Glendale Farm Blog

News, Events, and Fresh Recipes from Glendale Farm

Malaise, acceptance, new life and renewal – faith | All on Glendale Farm

February. Everything but the cedars on our farms is brown. We've reached the fifth stage of loss and grief -- acceptance. Defying rationality, we imagine we'll never be able to produce food again on our farms. We'll stay cold, damp, dark and barren in the land of our stewardship until the end of time. But

Green and Babies Everywhere!

Green grass and new babies change the whole world. Here at Glendale Farm we've got both -- more than a thousand babies and one of them is human! It is a different world from a few weeks ago. Mary Susan Berry Kennedy with Margaret Berry Kennedy  at her first Easter celebration On February 17, 2014,

Cooking Pasture-Raised Chicken 101 | Glendale Farm

The first time I tried cooking Sam's pasture-raised chicken (for those of you who don't know - I'm Delk, Sam's dad), I put it on the grill as all backyard Dads do, put some breasts and thighs on a hot grill, added a little BBQ sauce, turned them, cooked them until they looked about right,

Mary Susan’s Awesome Lamb Burger

These burgers are awesome! Sam and I inhaled them. At first we looked at them suspiciously, as they looked sort of like something for a ladies' luncheon, but not so. It is a great lamb burger with melted cheese and a little hint of something sweet. And if you have a good fresh tomato on top

Margaret Berry Kennedy had a little lamb | local, grass-finished, and naturally raised

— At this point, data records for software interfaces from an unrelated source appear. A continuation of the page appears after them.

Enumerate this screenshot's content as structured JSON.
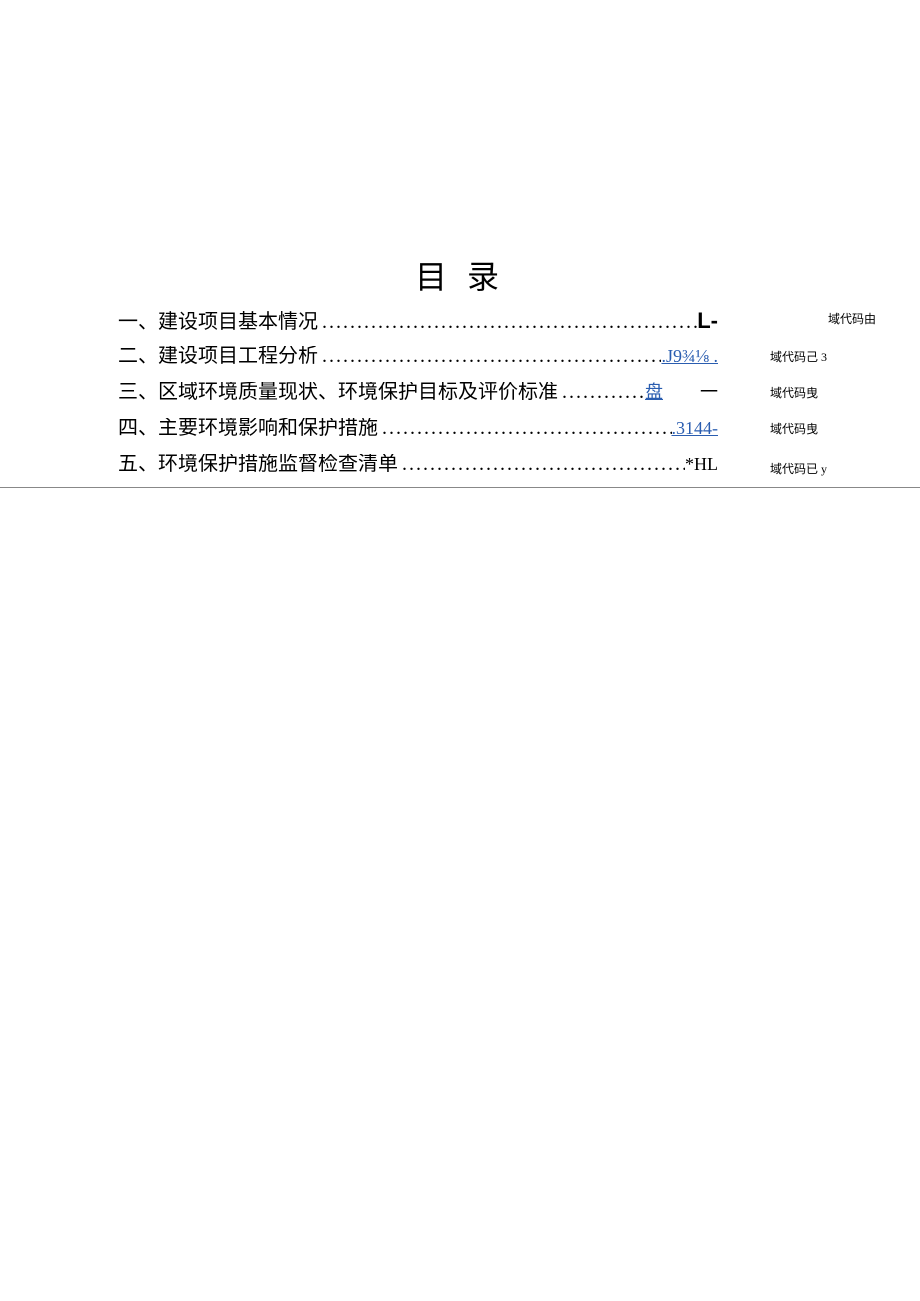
{
  "title": "目 录",
  "toc": {
    "items": [
      {
        "label": "一、建设项目基本情况",
        "page": "L-",
        "side": "域代码由"
      },
      {
        "label": "二、建设项目工程分析",
        "page": ".J9¾⅛ .",
        "side": "域代码己 3"
      },
      {
        "label": "三、区域环境质量现状、环境保护目标及评价标准",
        "page_a": "盘",
        "page_b": "一",
        "side": "域代码曳"
      },
      {
        "label": "四、主要环境影响和保护措施",
        "page": ".3144-",
        "side": "域代码曳"
      },
      {
        "label": "五、环境保护措施监督检查清单",
        "page": "*HL",
        "side": "域代码已 y"
      }
    ]
  }
}
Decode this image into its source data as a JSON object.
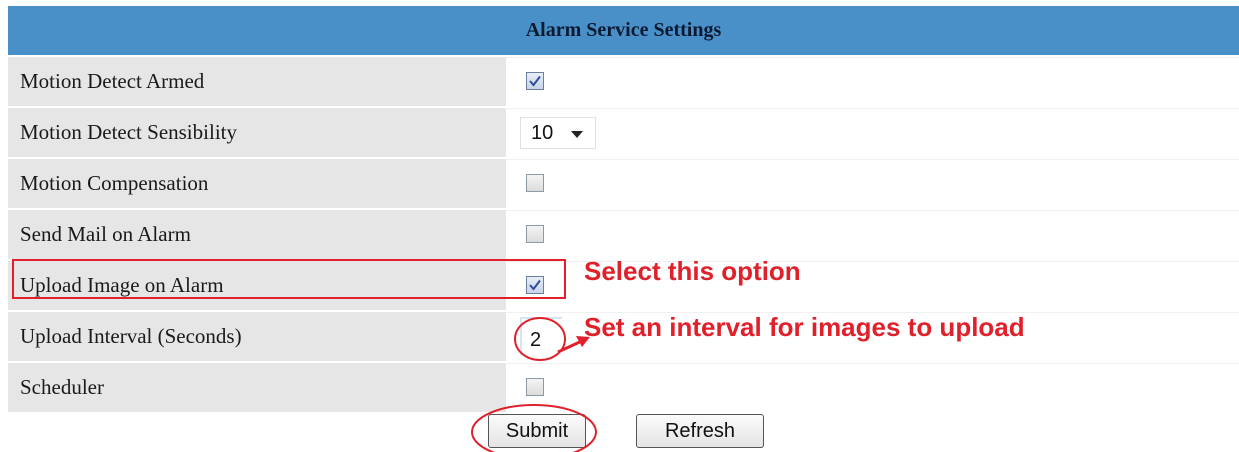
{
  "panel": {
    "title": "Alarm Service Settings"
  },
  "settings": [
    {
      "label": "Motion Detect Armed",
      "control": "checkbox",
      "checked": true
    },
    {
      "label": "Motion Detect Sensibility",
      "control": "select",
      "value": "10"
    },
    {
      "label": "Motion Compensation",
      "control": "checkbox",
      "checked": false
    },
    {
      "label": "Send Mail on Alarm",
      "control": "checkbox",
      "checked": false
    },
    {
      "label": "Upload Image on Alarm",
      "control": "checkbox",
      "checked": true
    },
    {
      "label": "Upload Interval (Seconds)",
      "control": "text",
      "value": "2"
    },
    {
      "label": "Scheduler",
      "control": "checkbox",
      "checked": false
    }
  ],
  "buttons": {
    "submit": "Submit",
    "refresh": "Refresh"
  },
  "annotations": {
    "select_option": "Select this option",
    "set_interval": "Set an interval for images to upload",
    "color": "#e0202a"
  },
  "colors": {
    "header_bg": "#4a90c8",
    "label_bg": "#e6e6e6"
  }
}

In 2005 Mary Susan and I bought five Katahdin sheep ewes and a Katahdin ram named"Larry." Today, by retaining ewes we have over 200 and are still growing. Not many farmers in Middle Tennessee raise sheep, and very few people in the country, aside from a few foodies and top chefs, know of the fantastic flavor of Katahdin lamb.

Capitulation to a long winter on Glendale Farm, but now, green and hope

Capitulation --- that's what they called the moment in the stock market crash when investors collectively gave up and just decided to get out with whatever they could. A farmer watches the weather as much as a weatherman. This February we had lost hope that the forecast would ever change from cold, bleak and wet.